### TASK INSTRUCTIONS
Would you please write out every record exactly?

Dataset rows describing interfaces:
-- -- --
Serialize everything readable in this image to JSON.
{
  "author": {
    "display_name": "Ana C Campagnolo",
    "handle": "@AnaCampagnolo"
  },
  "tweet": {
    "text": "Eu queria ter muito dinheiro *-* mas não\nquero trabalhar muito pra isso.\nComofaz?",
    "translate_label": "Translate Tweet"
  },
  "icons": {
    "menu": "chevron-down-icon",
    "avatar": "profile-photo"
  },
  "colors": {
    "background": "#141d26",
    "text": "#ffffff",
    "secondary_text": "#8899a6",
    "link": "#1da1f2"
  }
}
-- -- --
### ANSWER SPACE
Serialize everything readable in this image to JSON.
{
  "author": {
    "display_name": "Ana C Campagnolo",
    "handle": "@AnaCampagnolo"
  },
  "tweet": {
    "text": "Eu queria ter muito dinheiro *-* mas não\nquero trabalhar muito pra isso.\nComofaz?",
    "translate_label": "Translate Tweet"
  },
  "icons": {
    "menu": "chevron-down-icon",
    "avatar": "profile-photo"
  },
  "colors": {
    "background": "#141d26",
    "text": "#ffffff",
    "secondary_text": "#8899a6",
    "link": "#1da1f2"
  }
}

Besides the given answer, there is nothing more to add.